### REQUIRED WORK
Give back the data below exactly as it was given.

Interface dataset entries:
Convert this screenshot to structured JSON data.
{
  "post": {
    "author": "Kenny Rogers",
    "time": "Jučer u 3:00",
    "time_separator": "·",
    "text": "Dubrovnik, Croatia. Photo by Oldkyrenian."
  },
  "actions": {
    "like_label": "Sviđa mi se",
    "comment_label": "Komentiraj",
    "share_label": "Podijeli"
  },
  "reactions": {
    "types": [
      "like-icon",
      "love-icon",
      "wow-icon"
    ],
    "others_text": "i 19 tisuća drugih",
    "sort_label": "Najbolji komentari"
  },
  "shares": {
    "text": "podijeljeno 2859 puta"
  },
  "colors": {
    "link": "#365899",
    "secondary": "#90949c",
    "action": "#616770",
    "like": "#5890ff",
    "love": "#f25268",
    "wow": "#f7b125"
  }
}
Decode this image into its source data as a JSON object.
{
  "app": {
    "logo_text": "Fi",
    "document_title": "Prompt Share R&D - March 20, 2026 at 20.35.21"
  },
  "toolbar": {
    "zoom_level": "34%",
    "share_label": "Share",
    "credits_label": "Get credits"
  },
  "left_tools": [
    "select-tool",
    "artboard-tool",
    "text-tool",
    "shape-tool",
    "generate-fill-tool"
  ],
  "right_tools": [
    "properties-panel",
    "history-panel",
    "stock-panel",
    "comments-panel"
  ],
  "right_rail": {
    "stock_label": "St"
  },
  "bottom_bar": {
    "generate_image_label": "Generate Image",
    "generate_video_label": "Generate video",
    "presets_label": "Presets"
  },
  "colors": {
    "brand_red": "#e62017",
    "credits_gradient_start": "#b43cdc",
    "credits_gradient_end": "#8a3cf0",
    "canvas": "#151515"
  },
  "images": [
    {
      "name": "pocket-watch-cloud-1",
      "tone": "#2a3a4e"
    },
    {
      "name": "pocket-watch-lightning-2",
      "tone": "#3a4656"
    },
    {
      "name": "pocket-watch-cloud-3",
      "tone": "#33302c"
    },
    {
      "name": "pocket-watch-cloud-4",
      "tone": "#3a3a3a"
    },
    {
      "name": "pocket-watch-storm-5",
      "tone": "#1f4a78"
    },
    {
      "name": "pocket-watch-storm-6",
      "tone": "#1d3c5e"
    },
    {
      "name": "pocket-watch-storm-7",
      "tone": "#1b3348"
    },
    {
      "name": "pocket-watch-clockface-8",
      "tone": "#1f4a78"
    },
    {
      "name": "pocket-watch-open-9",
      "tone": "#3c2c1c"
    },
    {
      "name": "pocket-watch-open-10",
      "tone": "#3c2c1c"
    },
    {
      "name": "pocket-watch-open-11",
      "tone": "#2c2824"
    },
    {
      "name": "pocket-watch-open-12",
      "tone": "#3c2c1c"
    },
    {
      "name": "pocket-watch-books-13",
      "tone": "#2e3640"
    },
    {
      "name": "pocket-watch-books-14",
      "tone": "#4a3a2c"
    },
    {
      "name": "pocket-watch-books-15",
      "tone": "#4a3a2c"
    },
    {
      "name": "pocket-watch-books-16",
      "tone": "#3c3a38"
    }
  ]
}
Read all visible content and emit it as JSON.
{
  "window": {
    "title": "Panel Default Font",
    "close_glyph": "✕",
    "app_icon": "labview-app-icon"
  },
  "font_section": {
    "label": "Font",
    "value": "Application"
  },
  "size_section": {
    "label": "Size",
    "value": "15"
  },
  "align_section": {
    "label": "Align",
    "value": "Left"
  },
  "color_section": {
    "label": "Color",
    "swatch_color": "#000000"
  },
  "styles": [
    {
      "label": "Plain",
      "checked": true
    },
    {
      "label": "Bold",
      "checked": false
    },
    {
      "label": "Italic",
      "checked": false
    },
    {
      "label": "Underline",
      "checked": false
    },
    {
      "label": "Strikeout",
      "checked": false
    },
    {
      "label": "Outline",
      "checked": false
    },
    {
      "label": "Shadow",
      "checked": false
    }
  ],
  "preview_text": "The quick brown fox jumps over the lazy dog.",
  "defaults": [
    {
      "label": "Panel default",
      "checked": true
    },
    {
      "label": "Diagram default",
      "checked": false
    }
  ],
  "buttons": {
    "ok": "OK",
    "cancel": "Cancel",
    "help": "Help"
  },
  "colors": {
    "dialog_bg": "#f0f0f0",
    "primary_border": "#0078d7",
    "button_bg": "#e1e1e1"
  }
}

### YOUR RESPONSE
Convert this screenshot to structured JSON data.
{
  "post": {
    "author": "Kenny Rogers",
    "time": "Jučer u 3:00",
    "time_separator": "·",
    "text": "Dubrovnik, Croatia. Photo by Oldkyrenian."
  },
  "actions": {
    "like_label": "Sviđa mi se",
    "comment_label": "Komentiraj",
    "share_label": "Podijeli"
  },
  "reactions": {
    "types": [
      "like-icon",
      "love-icon",
      "wow-icon"
    ],
    "others_text": "i 19 tisuća drugih",
    "sort_label": "Najbolji komentari"
  },
  "shares": {
    "text": "podijeljeno 2859 puta"
  },
  "colors": {
    "link": "#365899",
    "secondary": "#90949c",
    "action": "#616770",
    "like": "#5890ff",
    "love": "#f25268",
    "wow": "#f7b125"
  }
}
Decode this image into its source data as a JSON object.
{
  "app": {
    "logo_text": "Fi",
    "document_title": "Prompt Share R&D - March 20, 2026 at 20.35.21"
  },
  "toolbar": {
    "zoom_level": "34%",
    "share_label": "Share",
    "credits_label": "Get credits"
  },
  "left_tools": [
    "select-tool",
    "artboard-tool",
    "text-tool",
    "shape-tool",
    "generate-fill-tool"
  ],
  "right_tools": [
    "properties-panel",
    "history-panel",
    "stock-panel",
    "comments-panel"
  ],
  "right_rail": {
    "stock_label": "St"
  },
  "bottom_bar": {
    "generate_image_label": "Generate Image",
    "generate_video_label": "Generate video",
    "presets_label": "Presets"
  },
  "colors": {
    "brand_red": "#e62017",
    "credits_gradient_start": "#b43cdc",
    "credits_gradient_end": "#8a3cf0",
    "canvas": "#151515"
  },
  "images": [
    {
      "name": "pocket-watch-cloud-1",
      "tone": "#2a3a4e"
    },
    {
      "name": "pocket-watch-lightning-2",
      "tone": "#3a4656"
    },
    {
      "name": "pocket-watch-cloud-3",
      "tone": "#33302c"
    },
    {
      "name": "pocket-watch-cloud-4",
      "tone": "#3a3a3a"
    },
    {
      "name": "pocket-watch-storm-5",
      "tone": "#1f4a78"
    },
    {
      "name": "pocket-watch-storm-6",
      "tone": "#1d3c5e"
    },
    {
      "name": "pocket-watch-storm-7",
      "tone": "#1b3348"
    },
    {
      "name": "pocket-watch-clockface-8",
      "tone": "#1f4a78"
    },
    {
      "name": "pocket-watch-open-9",
      "tone": "#3c2c1c"
    },
    {
      "name": "pocket-watch-open-10",
      "tone": "#3c2c1c"
    },
    {
      "name": "pocket-watch-open-11",
      "tone": "#2c2824"
    },
    {
      "name": "pocket-watch-open-12",
      "tone": "#3c2c1c"
    },
    {
      "name": "pocket-watch-books-13",
      "tone": "#2e3640"
    },
    {
      "name": "pocket-watch-books-14",
      "tone": "#4a3a2c"
    },
    {
      "name": "pocket-watch-books-15",
      "tone": "#4a3a2c"
    },
    {
      "name": "pocket-watch-books-16",
      "tone": "#3c3a38"
    }
  ]
}
Read all visible content and emit it as JSON.
{
  "window": {
    "title": "Panel Default Font",
    "close_glyph": "✕",
    "app_icon": "labview-app-icon"
  },
  "font_section": {
    "label": "Font",
    "value": "Application"
  },
  "size_section": {
    "label": "Size",
    "value": "15"
  },
  "align_section": {
    "label": "Align",
    "value": "Left"
  },
  "color_section": {
    "label": "Color",
    "swatch_color": "#000000"
  },
  "styles": [
    {
      "label": "Plain",
      "checked": true
    },
    {
      "label": "Bold",
      "checked": false
    },
    {
      "label": "Italic",
      "checked": false
    },
    {
      "label": "Underline",
      "checked": false
    },
    {
      "label": "Strikeout",
      "checked": false
    },
    {
      "label": "Outline",
      "checked": false
    },
    {
      "label": "Shadow",
      "checked": false
    }
  ],
  "preview_text": "The quick brown fox jumps over the lazy dog.",
  "defaults": [
    {
      "label": "Panel default",
      "checked": true
    },
    {
      "label": "Diagram default",
      "checked": false
    }
  ],
  "buttons": {
    "ok": "OK",
    "cancel": "Cancel",
    "help": "Help"
  },
  "colors": {
    "dialog_bg": "#f0f0f0",
    "primary_border": "#0078d7",
    "button_bg": "#e1e1e1"
  }
}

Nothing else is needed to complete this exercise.